*** Input Section Begins ***
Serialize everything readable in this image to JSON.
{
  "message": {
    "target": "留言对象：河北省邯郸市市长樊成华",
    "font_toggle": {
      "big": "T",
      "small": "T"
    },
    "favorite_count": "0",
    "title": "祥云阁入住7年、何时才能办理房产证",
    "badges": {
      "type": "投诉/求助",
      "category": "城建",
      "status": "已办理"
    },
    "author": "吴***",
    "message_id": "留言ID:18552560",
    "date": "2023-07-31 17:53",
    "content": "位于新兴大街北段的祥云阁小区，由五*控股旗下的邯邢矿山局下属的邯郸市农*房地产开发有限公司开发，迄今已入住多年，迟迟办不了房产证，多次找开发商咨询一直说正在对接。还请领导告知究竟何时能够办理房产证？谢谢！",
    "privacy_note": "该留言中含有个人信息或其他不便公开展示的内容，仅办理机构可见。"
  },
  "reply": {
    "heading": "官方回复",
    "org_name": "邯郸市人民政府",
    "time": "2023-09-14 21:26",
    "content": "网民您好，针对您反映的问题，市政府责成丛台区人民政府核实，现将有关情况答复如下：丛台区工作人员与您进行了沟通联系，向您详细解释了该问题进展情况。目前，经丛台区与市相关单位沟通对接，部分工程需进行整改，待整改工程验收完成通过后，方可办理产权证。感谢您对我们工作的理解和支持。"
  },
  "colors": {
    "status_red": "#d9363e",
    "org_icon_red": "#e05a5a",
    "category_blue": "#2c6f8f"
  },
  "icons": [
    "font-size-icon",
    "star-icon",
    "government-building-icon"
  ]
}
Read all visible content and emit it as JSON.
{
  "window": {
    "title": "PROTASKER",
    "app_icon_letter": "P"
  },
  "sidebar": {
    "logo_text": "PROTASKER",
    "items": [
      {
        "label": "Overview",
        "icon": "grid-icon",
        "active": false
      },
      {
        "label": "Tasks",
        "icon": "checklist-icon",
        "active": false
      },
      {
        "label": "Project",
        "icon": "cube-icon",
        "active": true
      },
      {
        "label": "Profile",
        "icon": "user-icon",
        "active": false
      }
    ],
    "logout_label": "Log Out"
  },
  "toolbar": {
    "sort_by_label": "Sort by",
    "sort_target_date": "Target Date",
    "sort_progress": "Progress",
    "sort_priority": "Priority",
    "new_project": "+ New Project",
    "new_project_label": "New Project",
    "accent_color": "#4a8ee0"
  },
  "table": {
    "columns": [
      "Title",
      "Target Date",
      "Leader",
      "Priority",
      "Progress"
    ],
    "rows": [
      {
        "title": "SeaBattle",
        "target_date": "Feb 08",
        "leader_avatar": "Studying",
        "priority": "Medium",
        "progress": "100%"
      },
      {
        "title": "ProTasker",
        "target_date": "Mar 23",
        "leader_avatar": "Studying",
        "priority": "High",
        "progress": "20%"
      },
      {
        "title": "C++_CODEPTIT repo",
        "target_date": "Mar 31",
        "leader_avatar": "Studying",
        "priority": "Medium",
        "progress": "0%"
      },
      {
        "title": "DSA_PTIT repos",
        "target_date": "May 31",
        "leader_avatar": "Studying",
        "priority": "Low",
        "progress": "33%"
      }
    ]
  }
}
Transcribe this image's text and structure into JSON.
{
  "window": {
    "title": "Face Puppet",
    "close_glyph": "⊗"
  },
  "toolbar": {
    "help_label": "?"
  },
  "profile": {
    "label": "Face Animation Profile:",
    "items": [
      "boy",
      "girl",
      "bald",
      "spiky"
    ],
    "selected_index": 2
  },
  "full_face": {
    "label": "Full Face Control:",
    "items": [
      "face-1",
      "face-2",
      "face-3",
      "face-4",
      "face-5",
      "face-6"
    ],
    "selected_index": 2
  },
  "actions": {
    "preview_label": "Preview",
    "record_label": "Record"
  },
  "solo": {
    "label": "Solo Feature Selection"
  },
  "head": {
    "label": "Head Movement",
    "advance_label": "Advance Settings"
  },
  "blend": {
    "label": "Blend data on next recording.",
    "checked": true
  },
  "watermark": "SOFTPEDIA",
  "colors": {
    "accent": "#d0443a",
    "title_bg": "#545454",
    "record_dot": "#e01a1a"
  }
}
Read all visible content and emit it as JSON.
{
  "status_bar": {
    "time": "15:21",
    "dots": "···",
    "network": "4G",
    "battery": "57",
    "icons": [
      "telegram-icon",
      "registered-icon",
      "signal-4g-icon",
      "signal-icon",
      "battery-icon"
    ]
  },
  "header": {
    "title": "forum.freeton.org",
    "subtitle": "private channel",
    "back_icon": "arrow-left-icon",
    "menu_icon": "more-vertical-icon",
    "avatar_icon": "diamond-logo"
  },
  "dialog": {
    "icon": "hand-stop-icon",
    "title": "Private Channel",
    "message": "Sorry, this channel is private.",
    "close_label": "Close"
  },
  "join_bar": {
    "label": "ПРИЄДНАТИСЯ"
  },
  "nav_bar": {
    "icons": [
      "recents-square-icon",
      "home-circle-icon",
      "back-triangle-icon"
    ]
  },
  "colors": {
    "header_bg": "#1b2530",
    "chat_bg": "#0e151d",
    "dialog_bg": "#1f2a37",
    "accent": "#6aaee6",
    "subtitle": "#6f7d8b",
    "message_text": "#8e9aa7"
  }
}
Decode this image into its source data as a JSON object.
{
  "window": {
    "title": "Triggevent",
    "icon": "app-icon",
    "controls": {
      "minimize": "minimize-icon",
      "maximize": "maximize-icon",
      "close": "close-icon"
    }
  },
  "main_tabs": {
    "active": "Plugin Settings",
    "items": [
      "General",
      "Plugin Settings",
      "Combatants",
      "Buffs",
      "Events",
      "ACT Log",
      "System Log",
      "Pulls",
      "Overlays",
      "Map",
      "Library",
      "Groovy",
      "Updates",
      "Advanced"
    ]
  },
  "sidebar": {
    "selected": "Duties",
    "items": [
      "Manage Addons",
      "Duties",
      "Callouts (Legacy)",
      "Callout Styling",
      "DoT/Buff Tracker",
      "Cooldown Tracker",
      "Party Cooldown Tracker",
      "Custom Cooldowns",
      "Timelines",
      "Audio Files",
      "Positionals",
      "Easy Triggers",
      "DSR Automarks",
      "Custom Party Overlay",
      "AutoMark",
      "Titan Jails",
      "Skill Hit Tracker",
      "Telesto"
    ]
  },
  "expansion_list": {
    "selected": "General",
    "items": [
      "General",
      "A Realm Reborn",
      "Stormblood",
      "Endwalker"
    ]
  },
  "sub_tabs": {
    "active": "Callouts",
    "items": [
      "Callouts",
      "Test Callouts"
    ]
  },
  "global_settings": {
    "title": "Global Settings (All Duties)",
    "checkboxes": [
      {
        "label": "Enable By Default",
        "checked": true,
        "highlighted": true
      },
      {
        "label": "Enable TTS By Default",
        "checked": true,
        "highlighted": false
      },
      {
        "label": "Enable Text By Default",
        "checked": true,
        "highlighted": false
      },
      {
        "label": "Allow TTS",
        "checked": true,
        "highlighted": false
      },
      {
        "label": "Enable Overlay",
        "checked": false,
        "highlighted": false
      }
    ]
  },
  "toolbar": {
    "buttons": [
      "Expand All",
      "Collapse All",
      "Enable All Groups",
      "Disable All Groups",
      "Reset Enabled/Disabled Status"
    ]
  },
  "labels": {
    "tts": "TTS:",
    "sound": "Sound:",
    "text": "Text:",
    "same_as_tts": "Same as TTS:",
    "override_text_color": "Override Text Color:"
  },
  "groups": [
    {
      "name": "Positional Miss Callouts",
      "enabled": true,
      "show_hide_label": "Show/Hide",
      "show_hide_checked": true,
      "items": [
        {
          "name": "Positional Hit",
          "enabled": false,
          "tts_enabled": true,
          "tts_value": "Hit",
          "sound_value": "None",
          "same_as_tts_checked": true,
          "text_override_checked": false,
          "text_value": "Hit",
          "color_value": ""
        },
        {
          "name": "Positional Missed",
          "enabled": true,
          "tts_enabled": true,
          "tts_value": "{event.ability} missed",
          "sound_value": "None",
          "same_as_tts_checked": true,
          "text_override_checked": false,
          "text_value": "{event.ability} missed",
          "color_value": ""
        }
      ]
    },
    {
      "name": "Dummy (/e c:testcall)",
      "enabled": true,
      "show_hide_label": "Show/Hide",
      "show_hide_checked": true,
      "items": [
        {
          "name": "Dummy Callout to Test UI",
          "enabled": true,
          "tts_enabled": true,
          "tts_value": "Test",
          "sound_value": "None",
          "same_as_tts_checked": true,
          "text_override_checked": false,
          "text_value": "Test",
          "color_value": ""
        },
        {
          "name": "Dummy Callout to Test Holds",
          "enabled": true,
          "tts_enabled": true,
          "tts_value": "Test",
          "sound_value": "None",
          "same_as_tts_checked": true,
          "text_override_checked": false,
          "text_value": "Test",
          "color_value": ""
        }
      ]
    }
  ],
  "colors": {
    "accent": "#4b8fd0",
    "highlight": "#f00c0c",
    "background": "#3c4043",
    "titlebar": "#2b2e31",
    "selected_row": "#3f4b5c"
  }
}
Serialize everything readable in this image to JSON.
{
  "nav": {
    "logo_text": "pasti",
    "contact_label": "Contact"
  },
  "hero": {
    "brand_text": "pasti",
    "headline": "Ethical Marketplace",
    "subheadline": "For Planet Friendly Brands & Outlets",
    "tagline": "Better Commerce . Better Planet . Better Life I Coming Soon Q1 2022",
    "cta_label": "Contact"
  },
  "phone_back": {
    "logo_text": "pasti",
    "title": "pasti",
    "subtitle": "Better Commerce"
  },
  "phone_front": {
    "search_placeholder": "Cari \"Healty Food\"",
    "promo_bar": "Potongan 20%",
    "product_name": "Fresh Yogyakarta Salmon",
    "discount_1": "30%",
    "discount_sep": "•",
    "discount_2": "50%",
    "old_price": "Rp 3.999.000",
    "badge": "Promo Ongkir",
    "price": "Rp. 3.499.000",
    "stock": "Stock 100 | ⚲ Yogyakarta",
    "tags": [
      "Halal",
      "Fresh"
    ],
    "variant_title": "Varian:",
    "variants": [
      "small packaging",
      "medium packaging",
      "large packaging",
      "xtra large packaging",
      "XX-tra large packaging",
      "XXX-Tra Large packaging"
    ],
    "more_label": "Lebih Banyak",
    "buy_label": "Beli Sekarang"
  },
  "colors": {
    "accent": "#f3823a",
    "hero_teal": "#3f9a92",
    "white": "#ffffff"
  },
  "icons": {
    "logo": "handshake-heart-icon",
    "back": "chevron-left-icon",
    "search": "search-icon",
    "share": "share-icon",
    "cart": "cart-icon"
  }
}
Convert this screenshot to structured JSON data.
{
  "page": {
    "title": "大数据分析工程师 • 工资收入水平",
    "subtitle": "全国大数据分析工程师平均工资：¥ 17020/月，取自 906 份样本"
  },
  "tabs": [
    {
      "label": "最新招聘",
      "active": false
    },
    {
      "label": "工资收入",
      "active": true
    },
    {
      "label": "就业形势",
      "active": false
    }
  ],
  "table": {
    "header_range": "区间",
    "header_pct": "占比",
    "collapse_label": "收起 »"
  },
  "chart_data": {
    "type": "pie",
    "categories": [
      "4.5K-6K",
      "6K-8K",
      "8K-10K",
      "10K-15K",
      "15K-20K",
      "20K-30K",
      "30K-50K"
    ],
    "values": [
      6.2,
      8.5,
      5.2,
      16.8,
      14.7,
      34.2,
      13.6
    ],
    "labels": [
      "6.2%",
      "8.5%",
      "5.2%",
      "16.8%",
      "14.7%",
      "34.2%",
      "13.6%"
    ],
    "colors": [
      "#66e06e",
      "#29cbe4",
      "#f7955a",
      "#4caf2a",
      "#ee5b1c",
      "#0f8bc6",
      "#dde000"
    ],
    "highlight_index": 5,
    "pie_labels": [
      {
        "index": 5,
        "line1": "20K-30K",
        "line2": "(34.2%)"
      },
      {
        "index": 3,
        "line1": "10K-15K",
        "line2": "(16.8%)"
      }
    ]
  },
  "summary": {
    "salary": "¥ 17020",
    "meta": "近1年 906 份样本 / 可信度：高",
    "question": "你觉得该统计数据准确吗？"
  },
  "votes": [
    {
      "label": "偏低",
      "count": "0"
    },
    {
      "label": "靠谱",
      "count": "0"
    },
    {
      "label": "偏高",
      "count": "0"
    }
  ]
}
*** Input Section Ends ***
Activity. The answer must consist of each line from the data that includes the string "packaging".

Result below.
      "small packaging",
      "medium packaging",
      "large packaging",
      "xtra large packaging",
      "XX-tra large packaging",
      "XXX-Tra Large packaging"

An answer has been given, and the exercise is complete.